| DESCRIPTION OF THE TASK |
Go through the data below. List every line that holds the word "Standard".
──────── DATA PROVIDED ────────
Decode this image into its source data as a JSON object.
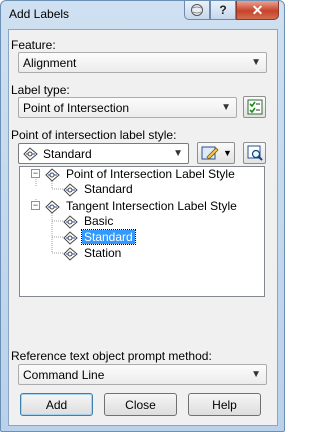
{
  "window": {
    "title": "Add Labels",
    "help_glyph": "?",
    "close_glyph": "✕"
  },
  "feature": {
    "label": "Feature:",
    "value": "Alignment"
  },
  "label_type": {
    "label": "Label type:",
    "value": "Point of Intersection"
  },
  "style": {
    "label": "Point of intersection label style:",
    "value": "Standard",
    "tree": [
      {
        "text": "Point of Intersection Label Style",
        "expander": "−"
      },
      {
        "text": "Standard"
      },
      {
        "text": "Tangent Intersection Label Style",
        "expander": "−"
      },
      {
        "text": "Basic"
      },
      {
        "text": "Standard",
        "selected": true
      },
      {
        "text": "Station"
      }
    ]
  },
  "prompt_method": {
    "label": "Reference text object prompt method:",
    "value": "Command Line"
  },
  "buttons": {
    "add": "Add",
    "close": "Close",
    "help": "Help"
  },
  "icons": [
    "ball-icon",
    "help-icon",
    "close-icon",
    "checklist-icon",
    "edit-style-icon",
    "preview-icon",
    "label-style-icon"
  ],
  "colors": {
    "selection": "#3399ff",
    "title_bg": "#b9d1ea",
    "close_button": "#c7432b"
  }
}
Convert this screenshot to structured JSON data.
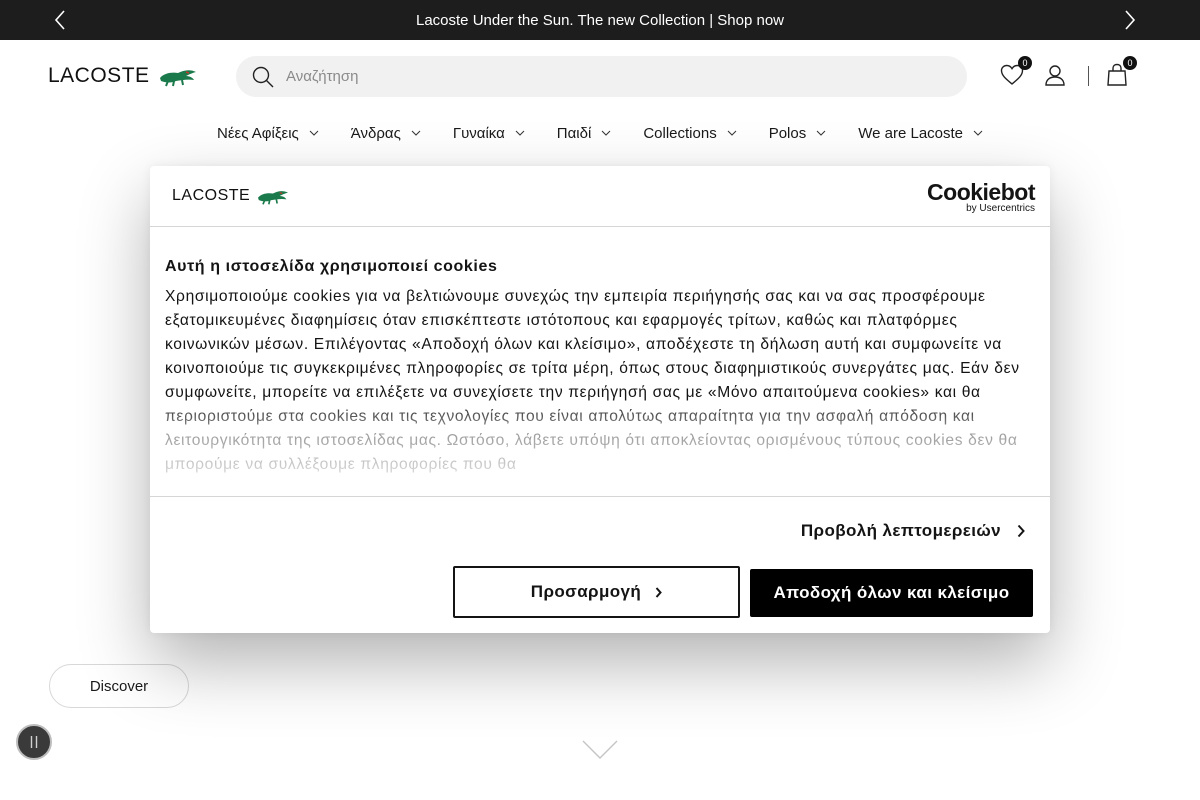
{
  "announcement": {
    "text": "Lacoste Under the Sun. The new Collection | Shop now"
  },
  "header": {
    "logo_text": "LACOSTE",
    "search_placeholder": "Αναζήτηση",
    "wishlist_count": "0",
    "cart_count": "0"
  },
  "nav": {
    "items": [
      {
        "label": "Νέες Αφίξεις"
      },
      {
        "label": "Άνδρας"
      },
      {
        "label": "Γυναίκα"
      },
      {
        "label": "Παιδί"
      },
      {
        "label": "Collections"
      },
      {
        "label": "Polos"
      },
      {
        "label": "We are Lacoste"
      }
    ]
  },
  "hero": {
    "discover_label": "Discover"
  },
  "cookie": {
    "logo_text": "LACOSTE",
    "brand": "Cookiebot",
    "brand_sub": "by Usercentrics",
    "title": "Αυτή η ιστοσελίδα χρησιμοποιεί cookies",
    "text": "Χρησιμοποιούμε cookies για να βελτιώνουμε συνεχώς την εμπειρία περιήγησής σας και να σας προσφέρουμε εξατομικευμένες διαφημίσεις όταν επισκέπτεστε ιστότοπους και εφαρμογές τρίτων, καθώς και πλατφόρμες κοινωνικών μέσων. Επιλέγοντας «Αποδοχή όλων και κλείσιμο», αποδέχεστε τη δήλωση αυτή και συμφωνείτε να κοινοποιούμε τις συγκεκριμένες πληροφορίες σε τρίτα μέρη, όπως στους διαφημιστικούς συνεργάτες μας. Εάν δεν συμφωνείτε, μπορείτε να επιλέξετε να συνεχίσετε την περιήγησή σας με «Μόνο απαιτούμενα cookies» και θα περιοριστούμε στα cookies και τις τεχνολογίες που είναι απολύτως απαραίτητα για την ασφαλή απόδοση και λειτουργικότητα της ιστοσελίδας μας. Ωστόσο, λάβετε υπόψη ότι αποκλείοντας ορισμένους τύπους cookies δεν θα μπορούμε να συλλέξουμε πληροφορίες που θα",
    "details_label": "Προβολή λεπτομερειών",
    "customize_label": "Προσαρμογή",
    "accept_label": "Αποδοχή όλων και κλείσιμο"
  },
  "colors": {
    "announcement_bg": "#1d1d1d",
    "brand_green": "#1b7a4b",
    "accept_bg": "#000000"
  }
}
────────
| EXERCISE RESULT |
    "value": "Standard",
        "text": "Standard"
        "text": "Standard",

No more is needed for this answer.